== Problem statement ==
What the task needs is every record repeated exactly, nothing more.

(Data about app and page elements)
---+---

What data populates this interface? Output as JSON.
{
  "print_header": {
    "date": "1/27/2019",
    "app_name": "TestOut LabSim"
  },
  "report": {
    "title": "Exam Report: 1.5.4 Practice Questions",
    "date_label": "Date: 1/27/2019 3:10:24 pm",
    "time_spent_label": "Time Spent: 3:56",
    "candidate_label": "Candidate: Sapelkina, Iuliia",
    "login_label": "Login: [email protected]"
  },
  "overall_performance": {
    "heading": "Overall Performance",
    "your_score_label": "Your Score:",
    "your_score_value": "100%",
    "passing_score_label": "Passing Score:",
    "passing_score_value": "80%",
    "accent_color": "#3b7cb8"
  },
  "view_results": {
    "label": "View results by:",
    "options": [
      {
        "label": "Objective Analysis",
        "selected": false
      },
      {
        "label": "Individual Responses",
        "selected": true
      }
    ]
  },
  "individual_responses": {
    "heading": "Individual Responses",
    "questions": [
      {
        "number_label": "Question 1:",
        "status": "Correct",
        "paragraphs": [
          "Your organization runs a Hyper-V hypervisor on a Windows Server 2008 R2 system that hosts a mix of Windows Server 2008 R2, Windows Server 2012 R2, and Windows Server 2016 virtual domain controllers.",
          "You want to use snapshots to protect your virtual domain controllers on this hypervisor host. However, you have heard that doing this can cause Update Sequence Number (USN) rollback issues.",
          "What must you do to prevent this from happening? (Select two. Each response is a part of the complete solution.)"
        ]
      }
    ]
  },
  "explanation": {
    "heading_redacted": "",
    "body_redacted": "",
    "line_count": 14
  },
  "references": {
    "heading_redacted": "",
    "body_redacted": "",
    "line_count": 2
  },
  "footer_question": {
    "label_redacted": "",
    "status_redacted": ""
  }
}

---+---

== Your response ==
What data populates this interface? Output as JSON.
{
  "print_header": {
    "date": "1/27/2019",
    "app_name": "TestOut LabSim"
  },
  "report": {
    "title": "Exam Report: 1.5.4 Practice Questions",
    "date_label": "Date: 1/27/2019 3:10:24 pm",
    "time_spent_label": "Time Spent: 3:56",
    "candidate_label": "Candidate: Sapelkina, Iuliia",
    "login_label": "Login: [email protected]"
  },
  "overall_performance": {
    "heading": "Overall Performance",
    "your_score_label": "Your Score:",
    "your_score_value": "100%",
    "passing_score_label": "Passing Score:",
    "passing_score_value": "80%",
    "accent_color": "#3b7cb8"
  },
  "view_results": {
    "label": "View results by:",
    "options": [
      {
        "label": "Objective Analysis",
        "selected": false
      },
      {
        "label": "Individual Responses",
        "selected": true
      }
    ]
  },
  "individual_responses": {
    "heading": "Individual Responses",
    "questions": [
      {
        "number_label": "Question 1:",
        "status": "Correct",
        "paragraphs": [
          "Your organization runs a Hyper-V hypervisor on a Windows Server 2008 R2 system that hosts a mix of Windows Server 2008 R2, Windows Server 2012 R2, and Windows Server 2016 virtual domain controllers.",
          "You want to use snapshots to protect your virtual domain controllers on this hypervisor host. However, you have heard that doing this can cause Update Sequence Number (USN) rollback issues.",
          "What must you do to prevent this from happening? (Select two. Each response is a part of the complete solution.)"
        ]
      }
    ]
  },
  "explanation": {
    "heading_redacted": "",
    "body_redacted": "",
    "line_count": 14
  },
  "references": {
    "heading_redacted": "",
    "body_redacted": "",
    "line_count": 2
  },
  "footer_question": {
    "label_redacted": "",
    "status_redacted": ""
  }
}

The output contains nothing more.